▶ Material supplied
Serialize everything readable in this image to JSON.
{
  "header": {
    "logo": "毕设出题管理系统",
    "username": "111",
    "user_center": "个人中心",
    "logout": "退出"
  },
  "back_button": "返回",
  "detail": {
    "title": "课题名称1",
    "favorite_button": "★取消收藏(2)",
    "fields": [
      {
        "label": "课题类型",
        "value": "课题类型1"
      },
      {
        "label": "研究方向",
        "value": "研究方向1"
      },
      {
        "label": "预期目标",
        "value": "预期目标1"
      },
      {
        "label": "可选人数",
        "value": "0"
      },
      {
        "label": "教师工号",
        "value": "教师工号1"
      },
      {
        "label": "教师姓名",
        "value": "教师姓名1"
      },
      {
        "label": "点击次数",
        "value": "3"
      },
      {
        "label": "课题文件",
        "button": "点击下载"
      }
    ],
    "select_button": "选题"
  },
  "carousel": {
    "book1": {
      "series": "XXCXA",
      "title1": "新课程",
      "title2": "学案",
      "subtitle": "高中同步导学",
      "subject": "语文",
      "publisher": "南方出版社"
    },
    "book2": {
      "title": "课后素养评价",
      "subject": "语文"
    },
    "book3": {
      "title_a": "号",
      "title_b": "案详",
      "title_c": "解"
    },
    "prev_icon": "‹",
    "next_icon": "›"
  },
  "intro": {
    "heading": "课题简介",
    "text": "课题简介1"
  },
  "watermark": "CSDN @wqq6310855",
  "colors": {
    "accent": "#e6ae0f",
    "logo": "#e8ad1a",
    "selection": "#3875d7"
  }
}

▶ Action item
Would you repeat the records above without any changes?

▶ Task response
Serialize everything readable in this image to JSON.
{
  "header": {
    "logo": "毕设出题管理系统",
    "username": "111",
    "user_center": "个人中心",
    "logout": "退出"
  },
  "back_button": "返回",
  "detail": {
    "title": "课题名称1",
    "favorite_button": "★取消收藏(2)",
    "fields": [
      {
        "label": "课题类型",
        "value": "课题类型1"
      },
      {
        "label": "研究方向",
        "value": "研究方向1"
      },
      {
        "label": "预期目标",
        "value": "预期目标1"
      },
      {
        "label": "可选人数",
        "value": "0"
      },
      {
        "label": "教师工号",
        "value": "教师工号1"
      },
      {
        "label": "教师姓名",
        "value": "教师姓名1"
      },
      {
        "label": "点击次数",
        "value": "3"
      },
      {
        "label": "课题文件",
        "button": "点击下载"
      }
    ],
    "select_button": "选题"
  },
  "carousel": {
    "book1": {
      "series": "XXCXA",
      "title1": "新课程",
      "title2": "学案",
      "subtitle": "高中同步导学",
      "subject": "语文",
      "publisher": "南方出版社"
    },
    "book2": {
      "title": "课后素养评价",
      "subject": "语文"
    },
    "book3": {
      "title_a": "号",
      "title_b": "案详",
      "title_c": "解"
    },
    "prev_icon": "‹",
    "next_icon": "›"
  },
  "intro": {
    "heading": "课题简介",
    "text": "课题简介1"
  },
  "watermark": "CSDN @wqq6310855",
  "colors": {
    "accent": "#e6ae0f",
    "logo": "#e8ad1a",
    "selection": "#3875d7"
  }
}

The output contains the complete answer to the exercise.